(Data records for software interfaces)

-*-*-

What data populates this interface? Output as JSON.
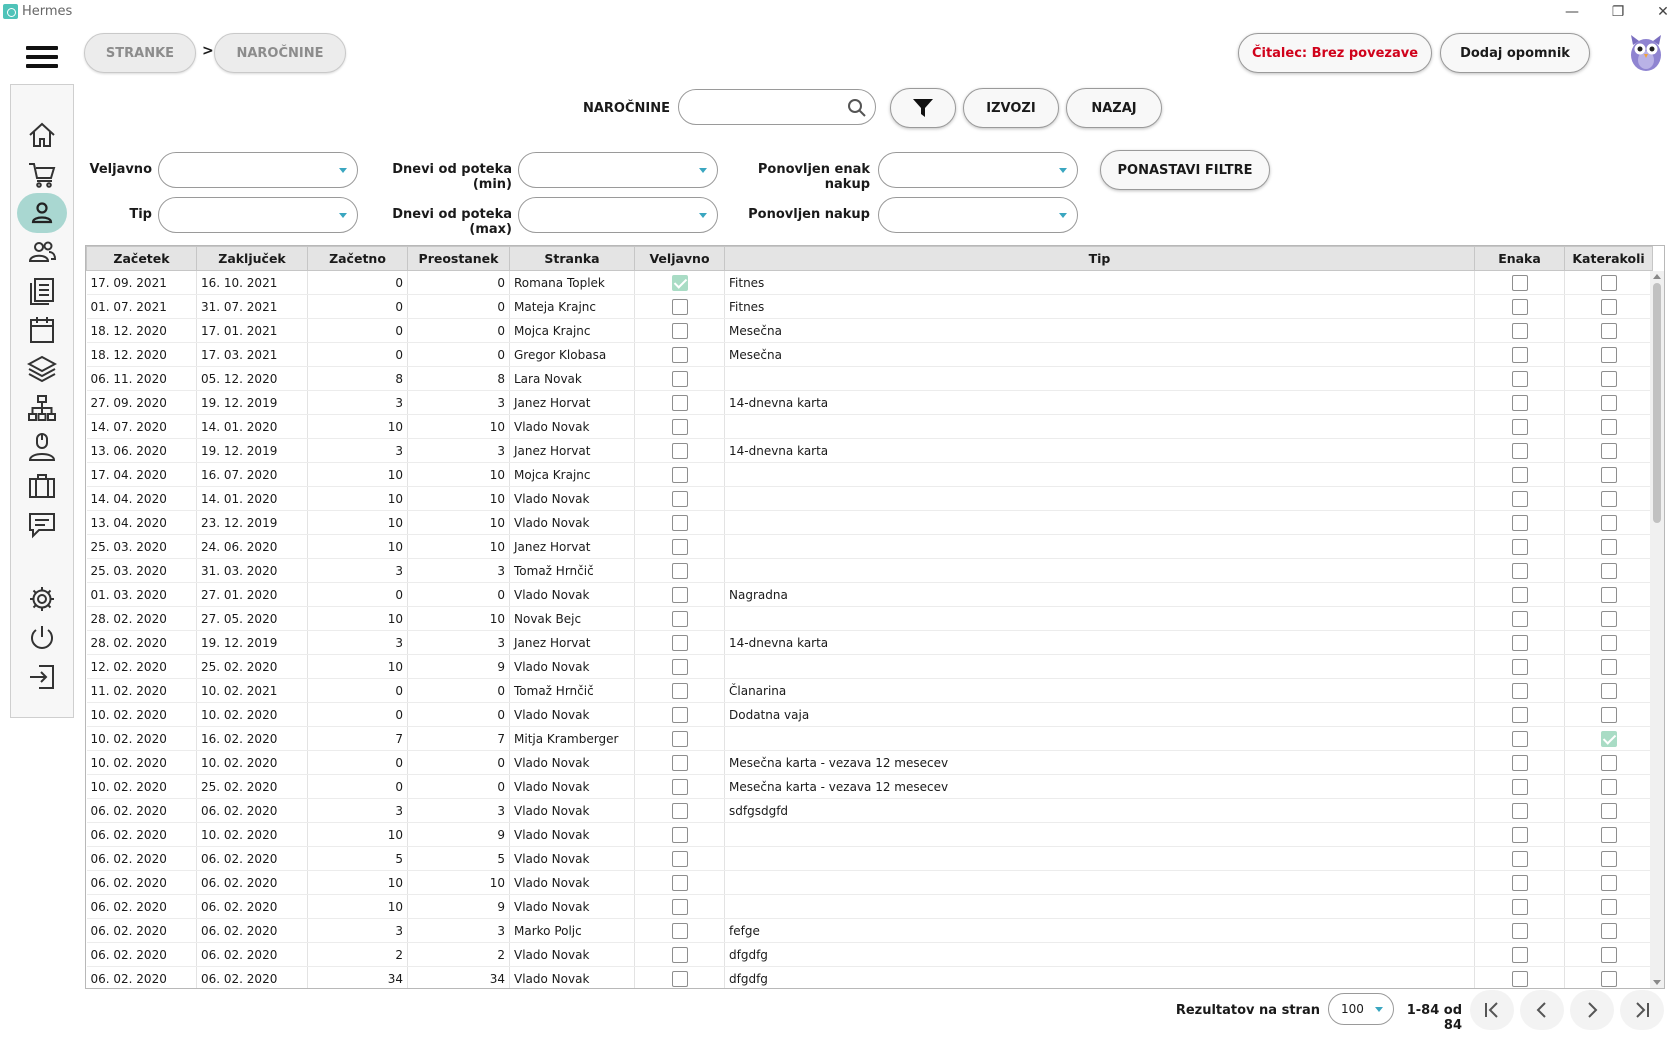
{
  "window": {
    "title": "Hermes"
  },
  "breadcrumb": {
    "items": [
      "STRANKE",
      "NAROČNINE"
    ],
    "separator": ">"
  },
  "header": {
    "reader_status": "Čitalec: Brez povezave",
    "add_reminder": "Dodaj opomnik",
    "reader_status_color": "#d0021b"
  },
  "search": {
    "label": "NAROČNINE",
    "value": "",
    "filter_icon": "filter-icon",
    "export_label": "IZVOZI",
    "back_label": "NAZAJ"
  },
  "filters": {
    "valid_label": "Veljavno",
    "type_label": "Tip",
    "days_min_label": "Dnevi od poteka (min)",
    "days_max_label": "Dnevi od poteka (max)",
    "repeat_same_label": "Ponovljen enak nakup",
    "repeat_label": "Ponovljen nakup",
    "reset_label": "PONASTAVI FILTRE"
  },
  "sidebar": {
    "items": [
      "home-icon",
      "cart-icon",
      "user-icon",
      "users-icon",
      "documents-icon",
      "calendar-icon",
      "layers-icon",
      "network-icon",
      "mouse-user-icon",
      "briefcase-icon",
      "chat-icon",
      "gear-icon",
      "power-icon",
      "logout-icon"
    ],
    "active": "user-icon",
    "accent": "#a9d7d1"
  },
  "table": {
    "columns": [
      "Začetek",
      "Zaključek",
      "Začetno",
      "Preostanek",
      "Stranka",
      "Veljavno",
      "Tip",
      "Enaka",
      "Katerakoli"
    ],
    "rows": [
      [
        "17. 09. 2021",
        "16. 10. 2021",
        "0",
        "0",
        "Romana Toplek",
        true,
        "Fitnes",
        false,
        false
      ],
      [
        "01. 07. 2021",
        "31. 07. 2021",
        "0",
        "0",
        "Mateja Krajnc",
        false,
        "Fitnes",
        false,
        false
      ],
      [
        "18. 12. 2020",
        "17. 01. 2021",
        "0",
        "0",
        "Mojca Krajnc",
        false,
        "Mesečna",
        false,
        false
      ],
      [
        "18. 12. 2020",
        "17. 03. 2021",
        "0",
        "0",
        "Gregor Klobasa",
        false,
        "Mesečna",
        false,
        false
      ],
      [
        "06. 11. 2020",
        "05. 12. 2020",
        "8",
        "8",
        "Lara Novak",
        false,
        "",
        false,
        false
      ],
      [
        "27. 09. 2020",
        "19. 12. 2019",
        "3",
        "3",
        "Janez Horvat",
        false,
        "14-dnevna karta",
        false,
        false
      ],
      [
        "14. 07. 2020",
        "14. 01. 2020",
        "10",
        "10",
        "Vlado Novak",
        false,
        "",
        false,
        false
      ],
      [
        "13. 06. 2020",
        "19. 12. 2019",
        "3",
        "3",
        "Janez Horvat",
        false,
        "14-dnevna karta",
        false,
        false
      ],
      [
        "17. 04. 2020",
        "16. 07. 2020",
        "10",
        "10",
        "Mojca Krajnc",
        false,
        "",
        false,
        false
      ],
      [
        "14. 04. 2020",
        "14. 01. 2020",
        "10",
        "10",
        "Vlado Novak",
        false,
        "",
        false,
        false
      ],
      [
        "13. 04. 2020",
        "23. 12. 2019",
        "10",
        "10",
        "Vlado Novak",
        false,
        "",
        false,
        false
      ],
      [
        "25. 03. 2020",
        "24. 06. 2020",
        "10",
        "10",
        "Janez Horvat",
        false,
        "",
        false,
        false
      ],
      [
        "25. 03. 2020",
        "31. 03. 2020",
        "3",
        "3",
        "Tomaž Hrnčič",
        false,
        "",
        false,
        false
      ],
      [
        "01. 03. 2020",
        "27. 01. 2020",
        "0",
        "0",
        "Vlado Novak",
        false,
        "Nagradna",
        false,
        false
      ],
      [
        "28. 02. 2020",
        "27. 05. 2020",
        "10",
        "10",
        "Novak Bejc",
        false,
        "",
        false,
        false
      ],
      [
        "28. 02. 2020",
        "19. 12. 2019",
        "3",
        "3",
        "Janez Horvat",
        false,
        "14-dnevna karta",
        false,
        false
      ],
      [
        "12. 02. 2020",
        "25. 02. 2020",
        "10",
        "9",
        "Vlado Novak",
        false,
        "",
        false,
        false
      ],
      [
        "11. 02. 2020",
        "10. 02. 2021",
        "0",
        "0",
        "Tomaž Hrnčič",
        false,
        "Članarina",
        false,
        false
      ],
      [
        "10. 02. 2020",
        "10. 02. 2020",
        "0",
        "0",
        "Vlado Novak",
        false,
        "Dodatna vaja",
        false,
        false
      ],
      [
        "10. 02. 2020",
        "16. 02. 2020",
        "7",
        "7",
        "Mitja Kramberger",
        false,
        "",
        false,
        true
      ],
      [
        "10. 02. 2020",
        "10. 02. 2020",
        "0",
        "0",
        "Vlado Novak",
        false,
        "Mesečna karta - vezava 12 mesecev",
        false,
        false
      ],
      [
        "10. 02. 2020",
        "25. 02. 2020",
        "0",
        "0",
        "Vlado Novak",
        false,
        "Mesečna karta - vezava 12 mesecev",
        false,
        false
      ],
      [
        "06. 02. 2020",
        "06. 02. 2020",
        "3",
        "3",
        "Vlado Novak",
        false,
        "sdfgsdgfd",
        false,
        false
      ],
      [
        "06. 02. 2020",
        "10. 02. 2020",
        "10",
        "9",
        "Vlado Novak",
        false,
        "",
        false,
        false
      ],
      [
        "06. 02. 2020",
        "06. 02. 2020",
        "5",
        "5",
        "Vlado Novak",
        false,
        "",
        false,
        false
      ],
      [
        "06. 02. 2020",
        "06. 02. 2020",
        "10",
        "10",
        "Vlado Novak",
        false,
        "",
        false,
        false
      ],
      [
        "06. 02. 2020",
        "06. 02. 2020",
        "10",
        "9",
        "Vlado Novak",
        false,
        "",
        false,
        false
      ],
      [
        "06. 02. 2020",
        "06. 02. 2020",
        "3",
        "3",
        "Marko Poljc",
        false,
        "fefge",
        false,
        false
      ],
      [
        "06. 02. 2020",
        "06. 02. 2020",
        "2",
        "2",
        "Vlado Novak",
        false,
        "dfgdfg",
        false,
        false
      ],
      [
        "06. 02. 2020",
        "06. 02. 2020",
        "34",
        "34",
        "Vlado Novak",
        false,
        "dfgdfg",
        false,
        false
      ]
    ],
    "check_color": "#a9dcc5"
  },
  "pagination": {
    "label": "Rezultatov na stran",
    "page_size": "100",
    "range": "1-84 od 84"
  }
}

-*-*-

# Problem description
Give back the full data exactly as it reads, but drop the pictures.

# Solution to this problem
What data populates this interface? Output as JSON.
{
  "window": {
    "title": "Hermes"
  },
  "breadcrumb": {
    "items": [
      "STRANKE",
      "NAROČNINE"
    ],
    "separator": ">"
  },
  "header": {
    "reader_status": "Čitalec: Brez povezave",
    "add_reminder": "Dodaj opomnik",
    "reader_status_color": "#d0021b"
  },
  "search": {
    "label": "NAROČNINE",
    "value": "",
    "filter_icon": "filter-icon",
    "export_label": "IZVOZI",
    "back_label": "NAZAJ"
  },
  "filters": {
    "valid_label": "Veljavno",
    "type_label": "Tip",
    "days_min_label": "Dnevi od poteka (min)",
    "days_max_label": "Dnevi od poteka (max)",
    "repeat_same_label": "Ponovljen enak nakup",
    "repeat_label": "Ponovljen nakup",
    "reset_label": "PONASTAVI FILTRE"
  },
  "sidebar": {
    "items": [
      "home-icon",
      "cart-icon",
      "user-icon",
      "users-icon",
      "documents-icon",
      "calendar-icon",
      "layers-icon",
      "network-icon",
      "mouse-user-icon",
      "briefcase-icon",
      "chat-icon",
      "gear-icon",
      "power-icon",
      "logout-icon"
    ],
    "active": "user-icon",
    "accent": "#a9d7d1"
  },
  "table": {
    "columns": [
      "Začetek",
      "Zaključek",
      "Začetno",
      "Preostanek",
      "Stranka",
      "Veljavno",
      "Tip",
      "Enaka",
      "Katerakoli"
    ],
    "rows": [
      [
        "17. 09. 2021",
        "16. 10. 2021",
        "0",
        "0",
        "Romana Toplek",
        true,
        "Fitnes",
        false,
        false
      ],
      [
        "01. 07. 2021",
        "31. 07. 2021",
        "0",
        "0",
        "Mateja Krajnc",
        false,
        "Fitnes",
        false,
        false
      ],
      [
        "18. 12. 2020",
        "17. 01. 2021",
        "0",
        "0",
        "Mojca Krajnc",
        false,
        "Mesečna",
        false,
        false
      ],
      [
        "18. 12. 2020",
        "17. 03. 2021",
        "0",
        "0",
        "Gregor Klobasa",
        false,
        "Mesečna",
        false,
        false
      ],
      [
        "06. 11. 2020",
        "05. 12. 2020",
        "8",
        "8",
        "Lara Novak",
        false,
        "",
        false,
        false
      ],
      [
        "27. 09. 2020",
        "19. 12. 2019",
        "3",
        "3",
        "Janez Horvat",
        false,
        "14-dnevna karta",
        false,
        false
      ],
      [
        "14. 07. 2020",
        "14. 01. 2020",
        "10",
        "10",
        "Vlado Novak",
        false,
        "",
        false,
        false
      ],
      [
        "13. 06. 2020",
        "19. 12. 2019",
        "3",
        "3",
        "Janez Horvat",
        false,
        "14-dnevna karta",
        false,
        false
      ],
      [
        "17. 04. 2020",
        "16. 07. 2020",
        "10",
        "10",
        "Mojca Krajnc",
        false,
        "",
        false,
        false
      ],
      [
        "14. 04. 2020",
        "14. 01. 2020",
        "10",
        "10",
        "Vlado Novak",
        false,
        "",
        false,
        false
      ],
      [
        "13. 04. 2020",
        "23. 12. 2019",
        "10",
        "10",
        "Vlado Novak",
        false,
        "",
        false,
        false
      ],
      [
        "25. 03. 2020",
        "24. 06. 2020",
        "10",
        "10",
        "Janez Horvat",
        false,
        "",
        false,
        false
      ],
      [
        "25. 03. 2020",
        "31. 03. 2020",
        "3",
        "3",
        "Tomaž Hrnčič",
        false,
        "",
        false,
        false
      ],
      [
        "01. 03. 2020",
        "27. 01. 2020",
        "0",
        "0",
        "Vlado Novak",
        false,
        "Nagradna",
        false,
        false
      ],
      [
        "28. 02. 2020",
        "27. 05. 2020",
        "10",
        "10",
        "Novak Bejc",
        false,
        "",
        false,
        false
      ],
      [
        "28. 02. 2020",
        "19. 12. 2019",
        "3",
        "3",
        "Janez Horvat",
        false,
        "14-dnevna karta",
        false,
        false
      ],
      [
        "12. 02. 2020",
        "25. 02. 2020",
        "10",
        "9",
        "Vlado Novak",
        false,
        "",
        false,
        false
      ],
      [
        "11. 02. 2020",
        "10. 02. 2021",
        "0",
        "0",
        "Tomaž Hrnčič",
        false,
        "Članarina",
        false,
        false
      ],
      [
        "10. 02. 2020",
        "10. 02. 2020",
        "0",
        "0",
        "Vlado Novak",
        false,
        "Dodatna vaja",
        false,
        false
      ],
      [
        "10. 02. 2020",
        "16. 02. 2020",
        "7",
        "7",
        "Mitja Kramberger",
        false,
        "",
        false,
        true
      ],
      [
        "10. 02. 2020",
        "10. 02. 2020",
        "0",
        "0",
        "Vlado Novak",
        false,
        "Mesečna karta - vezava 12 mesecev",
        false,
        false
      ],
      [
        "10. 02. 2020",
        "25. 02. 2020",
        "0",
        "0",
        "Vlado Novak",
        false,
        "Mesečna karta - vezava 12 mesecev",
        false,
        false
      ],
      [
        "06. 02. 2020",
        "06. 02. 2020",
        "3",
        "3",
        "Vlado Novak",
        false,
        "sdfgsdgfd",
        false,
        false
      ],
      [
        "06. 02. 2020",
        "10. 02. 2020",
        "10",
        "9",
        "Vlado Novak",
        false,
        "",
        false,
        false
      ],
      [
        "06. 02. 2020",
        "06. 02. 2020",
        "5",
        "5",
        "Vlado Novak",
        false,
        "",
        false,
        false
      ],
      [
        "06. 02. 2020",
        "06. 02. 2020",
        "10",
        "10",
        "Vlado Novak",
        false,
        "",
        false,
        false
      ],
      [
        "06. 02. 2020",
        "06. 02. 2020",
        "10",
        "9",
        "Vlado Novak",
        false,
        "",
        false,
        false
      ],
      [
        "06. 02. 2020",
        "06. 02. 2020",
        "3",
        "3",
        "Marko Poljc",
        false,
        "fefge",
        false,
        false
      ],
      [
        "06. 02. 2020",
        "06. 02. 2020",
        "2",
        "2",
        "Vlado Novak",
        false,
        "dfgdfg",
        false,
        false
      ],
      [
        "06. 02. 2020",
        "06. 02. 2020",
        "34",
        "34",
        "Vlado Novak",
        false,
        "dfgdfg",
        false,
        false
      ]
    ],
    "check_color": "#a9dcc5"
  },
  "pagination": {
    "label": "Rezultatov na stran",
    "page_size": "100",
    "range": "1-84 od 84"
  }
}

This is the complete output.